For their new look, Houlihans picked up their restaurant and dropped it into the new millenium lock, stock and barrel. Prominent bar near the front door. Open kitchen. Asian-inspired minimalist interior with tall ceilings. Warm and inviting, yet still trendy. We four were quickly seated where Dennie took charge of us and gave us careful attention throughout our visit.


Chips and salsa are a good way to start any communal dining experience. Houlihans chips were thin and fresh and the salsa was thick and zesty. My bride decided on the Tillamook burger. Two slices of the aged cheddar (nine months), red onion, a cup of lettuce, smoked bacon, and fresh beef added up to one very nice burger. Usually, my spouse prefers her cheese to be without sharpness, but she was very pleased in this case. The Momma went Midwestern with her choice of the Heartland chicken salad. Fresh chopped greens, bacon, jalapeno jack cheese, and toasted pecans in a garlic ranch dressing. She was delighted and even gave me one of her pecans. (If you were born in Texas, you love pecans. Period.) The Wild Thing chose a not-so-wild entree, the Down Home Pot Roast. Slow-cooked and very tasty, it was the most successful entree of the afternoon, served with Red Bliss mashed potatoes, homestyle veggies, and red wine mushroom sauce. Old-school heaven!!! My own selection was Chipotle Smoked Chicken Enchiladas, tomatillo-marinated with garlic, onions, queso fresco, atop a chipotle mozzarella sauce, served with black beans, rice, and sweet chipotle sauce. Quite fresh, but a little bland, so a side of salsa was needed to pull the whole thing together.

Mini Desserts were truly something special. Like 95% of Houlihans food, they are made in-house from scratch, and come three or five to an order. We chose the latter and were glad we did. All were excellent, particularly the tirimasu, rich and creamy, the Snickers ice-cream ball, a cold delight on a hot day, and the bourbon pecan pie, classic Southern with more of those toasty pecans. We happily boxed up leftovers for everything but the desserts, as we had decimated them.


Dennie proved quite excellent, sharing her knowledge and enthusiasm for her favorite menu selections when asked. Her laid-back enthusiasm was infectuous, and she revealed the source of her rather unusual name quite readily: She was named for her grandfather and not (as I had supected) for Denny Doherty, famed tenor for the classic rock band the Mamas and the Papas.
Website is and there are locations currently in 21 states, although only two in Texas as of this writing.


It's good to see an old chain gain new identity and purpose, and Houlihans certainly has done so. Investigate yourself soon, and remember:

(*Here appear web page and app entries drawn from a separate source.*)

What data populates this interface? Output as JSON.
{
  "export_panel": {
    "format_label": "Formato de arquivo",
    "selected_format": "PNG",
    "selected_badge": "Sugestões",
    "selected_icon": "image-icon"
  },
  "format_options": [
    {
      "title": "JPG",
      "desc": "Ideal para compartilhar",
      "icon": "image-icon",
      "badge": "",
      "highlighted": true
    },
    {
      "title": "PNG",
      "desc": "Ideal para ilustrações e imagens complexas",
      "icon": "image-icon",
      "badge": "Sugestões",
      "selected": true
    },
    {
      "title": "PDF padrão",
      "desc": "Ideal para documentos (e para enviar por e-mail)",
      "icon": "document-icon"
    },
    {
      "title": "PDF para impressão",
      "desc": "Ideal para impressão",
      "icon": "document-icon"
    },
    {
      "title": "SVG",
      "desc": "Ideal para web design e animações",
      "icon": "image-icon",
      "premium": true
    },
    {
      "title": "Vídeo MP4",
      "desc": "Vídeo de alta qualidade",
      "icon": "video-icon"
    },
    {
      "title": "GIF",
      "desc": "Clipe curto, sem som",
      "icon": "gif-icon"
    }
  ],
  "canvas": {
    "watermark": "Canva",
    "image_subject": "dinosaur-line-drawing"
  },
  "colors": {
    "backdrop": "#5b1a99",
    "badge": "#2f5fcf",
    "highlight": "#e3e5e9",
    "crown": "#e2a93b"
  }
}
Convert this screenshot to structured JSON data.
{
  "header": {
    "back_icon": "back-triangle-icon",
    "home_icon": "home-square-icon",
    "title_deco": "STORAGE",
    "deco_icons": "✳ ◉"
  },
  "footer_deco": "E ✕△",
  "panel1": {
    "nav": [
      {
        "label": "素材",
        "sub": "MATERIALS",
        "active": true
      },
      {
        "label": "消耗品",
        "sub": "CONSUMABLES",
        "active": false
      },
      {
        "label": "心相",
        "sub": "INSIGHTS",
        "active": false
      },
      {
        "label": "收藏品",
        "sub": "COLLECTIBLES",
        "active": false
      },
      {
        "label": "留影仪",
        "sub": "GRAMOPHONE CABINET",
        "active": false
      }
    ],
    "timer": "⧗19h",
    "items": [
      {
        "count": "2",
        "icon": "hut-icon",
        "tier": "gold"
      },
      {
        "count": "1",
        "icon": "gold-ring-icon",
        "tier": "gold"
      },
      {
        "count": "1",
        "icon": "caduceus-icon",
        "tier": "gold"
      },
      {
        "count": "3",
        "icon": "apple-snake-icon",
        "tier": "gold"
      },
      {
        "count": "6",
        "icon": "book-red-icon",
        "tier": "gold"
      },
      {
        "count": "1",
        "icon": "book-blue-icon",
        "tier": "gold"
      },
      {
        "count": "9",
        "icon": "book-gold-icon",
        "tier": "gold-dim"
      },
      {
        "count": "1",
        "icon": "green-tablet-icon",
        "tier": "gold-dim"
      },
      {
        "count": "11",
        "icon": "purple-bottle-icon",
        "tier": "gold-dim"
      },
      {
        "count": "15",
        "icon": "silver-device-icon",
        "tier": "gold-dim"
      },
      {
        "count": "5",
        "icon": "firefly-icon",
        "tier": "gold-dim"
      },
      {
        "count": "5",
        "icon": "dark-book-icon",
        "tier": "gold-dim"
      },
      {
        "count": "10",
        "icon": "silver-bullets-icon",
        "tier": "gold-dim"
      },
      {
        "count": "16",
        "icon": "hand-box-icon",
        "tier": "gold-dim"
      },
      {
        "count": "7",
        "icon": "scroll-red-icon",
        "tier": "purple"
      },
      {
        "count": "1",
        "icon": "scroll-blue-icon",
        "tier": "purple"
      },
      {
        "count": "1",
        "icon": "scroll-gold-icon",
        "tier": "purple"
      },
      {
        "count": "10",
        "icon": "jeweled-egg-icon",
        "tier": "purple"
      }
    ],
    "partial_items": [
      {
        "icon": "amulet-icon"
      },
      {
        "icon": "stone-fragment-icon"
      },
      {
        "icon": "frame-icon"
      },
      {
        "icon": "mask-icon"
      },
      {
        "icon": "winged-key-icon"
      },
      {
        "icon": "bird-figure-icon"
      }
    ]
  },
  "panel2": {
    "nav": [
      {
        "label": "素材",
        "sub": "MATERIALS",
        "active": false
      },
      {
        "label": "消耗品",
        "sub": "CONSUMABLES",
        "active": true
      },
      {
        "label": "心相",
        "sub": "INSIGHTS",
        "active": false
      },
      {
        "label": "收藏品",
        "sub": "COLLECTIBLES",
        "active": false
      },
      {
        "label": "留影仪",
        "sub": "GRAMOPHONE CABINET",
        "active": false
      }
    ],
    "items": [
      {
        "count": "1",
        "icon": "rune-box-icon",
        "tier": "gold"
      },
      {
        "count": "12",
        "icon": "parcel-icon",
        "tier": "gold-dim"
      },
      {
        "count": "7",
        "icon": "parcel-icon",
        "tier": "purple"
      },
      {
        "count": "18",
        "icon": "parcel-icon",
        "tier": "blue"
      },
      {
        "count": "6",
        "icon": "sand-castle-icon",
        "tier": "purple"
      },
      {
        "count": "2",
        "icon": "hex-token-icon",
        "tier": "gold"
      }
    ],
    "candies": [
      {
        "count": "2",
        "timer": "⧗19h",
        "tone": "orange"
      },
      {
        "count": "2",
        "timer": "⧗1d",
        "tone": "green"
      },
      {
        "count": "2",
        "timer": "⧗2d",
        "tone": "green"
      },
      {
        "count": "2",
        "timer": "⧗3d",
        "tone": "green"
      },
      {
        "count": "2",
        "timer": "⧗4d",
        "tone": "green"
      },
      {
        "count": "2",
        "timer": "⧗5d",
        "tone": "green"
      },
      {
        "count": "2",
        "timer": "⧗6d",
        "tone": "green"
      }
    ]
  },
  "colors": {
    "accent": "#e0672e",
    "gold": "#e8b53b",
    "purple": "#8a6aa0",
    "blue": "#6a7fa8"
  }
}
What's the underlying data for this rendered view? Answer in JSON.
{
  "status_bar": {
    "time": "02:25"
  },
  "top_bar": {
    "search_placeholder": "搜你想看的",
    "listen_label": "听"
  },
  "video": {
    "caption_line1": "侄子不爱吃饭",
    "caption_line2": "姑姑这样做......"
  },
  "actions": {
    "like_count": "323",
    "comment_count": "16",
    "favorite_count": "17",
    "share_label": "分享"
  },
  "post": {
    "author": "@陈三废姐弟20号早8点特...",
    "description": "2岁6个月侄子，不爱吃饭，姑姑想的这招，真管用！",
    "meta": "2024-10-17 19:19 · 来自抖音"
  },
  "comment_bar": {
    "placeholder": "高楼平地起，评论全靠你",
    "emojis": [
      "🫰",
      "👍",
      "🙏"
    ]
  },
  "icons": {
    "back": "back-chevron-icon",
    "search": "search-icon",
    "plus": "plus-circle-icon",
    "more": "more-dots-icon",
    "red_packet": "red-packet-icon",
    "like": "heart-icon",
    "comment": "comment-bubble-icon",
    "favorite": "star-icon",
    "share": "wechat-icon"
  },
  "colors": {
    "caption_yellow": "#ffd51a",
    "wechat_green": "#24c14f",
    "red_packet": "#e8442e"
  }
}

Margie said...

The post roast does sound good!

Food Czar said...

Yes, and it's hard to find good, old-fashioned pot roast like we grew up with on Sundays with plenty of brown gravy with Worcestershire sauce!